    Morin, D., Haugou, G., Lauro, F., Bennani, B., Bourel, B.: Elasto-viscoplasticity Behaviour of a structural adhesive under compression loadings at low, moderate and high strain rates. J. Dyn. Behav. Mater. 1(2), 124–135 (2015)CrossRefGoogle Scholar
  7. 7.
    Bracq, A., Haugou, G., Delille, R., Lauro, F., Roth, S., Mauzac, O.: Experimental study of the strain rate dependence of a synthetic gel for ballistic blunt trauma assessment. J. Mech. Behav. Biomed. Mater. 72, 138–147 (2017)CrossRefGoogle Scholar
  8. 8.
    Haugou, G., Leconte, N., Morvan, H.: Design of a pre-stretched tension Hopkinson bar device: Configuration, tail corrections, and numerical validation. Int. J. Impact Eng. 97, 89–101 (2016)CrossRefGoogle Scholar
  9. 9.
    Haugou, G., Morvan, H., Leconte, N.: Direct compression loading using the pre-stretched bar technique: Application to high strains under moderate strain rates. In: Kimberley, J., Lamberson, L., Mates, S. (eds.) Dynamic Behavior of Materials, Volume 1, pp. 169–173. Springer International Publishing, Cham (2018)CrossRefGoogle Scholar
  10. 10.
    Bustamante, M., Cronin, D.S., Singh, D.: Experimental testing and computational analysis of viscoelastic wave propagation in polymeric split hopkinson pressure bar. In: Kimberley, J., Lamberson, L., Mates, S. (eds.) Dynamic Behavior of Materials, vol. Volume 1, pp. 67–72. Springer, Cham (2018)CrossRefGoogle Scholar
  11. 11.
    Bracq, A., et al.: Characterization of a visco-hyperelastic synthetic gel for ballistic impacts assessment. In: Kimberley, J., Lamberson, L., Mates, S. (eds.) Dynamic Behavior of Materials, Volume 1: Proceedings of the 2017 Annual Conference on Experimental and Applied Mechanics, pp. 109–113. Springer, Cham (2018)CrossRefGoogle Scholar
  12. 12.
    Oliveira, I., Teixeira, P., Ferreira, F., Reis, A.: Inverse characterization of material constitutive parameters for dynamic applications. Procedia Eng. 114, 784–791 (2015)CrossRefGoogle Scholar

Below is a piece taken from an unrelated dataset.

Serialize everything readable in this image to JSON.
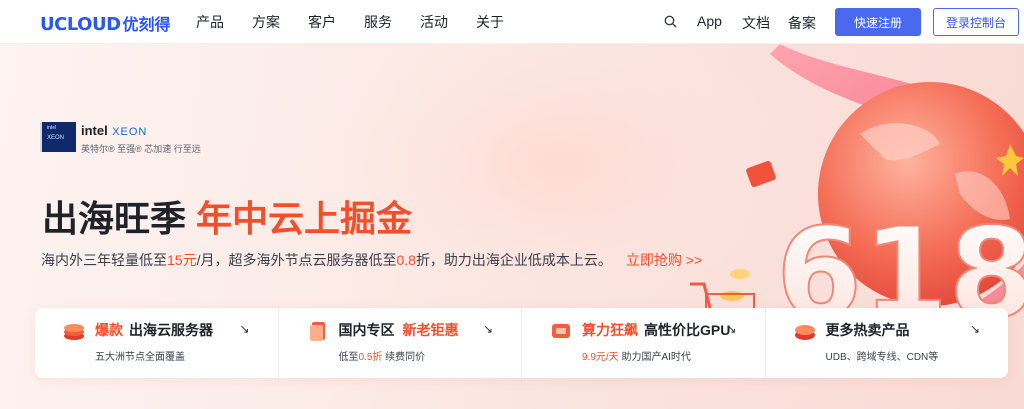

Copyright information

© The Society for Experimental Mechanics, Inc. 2019

Authors and Affiliations

  1. 1.Laboratory LAMIH UMR CNRS 8201, University of Valenciennes and Hainaut CambrésisValenciennesFrance

Personalised recommendations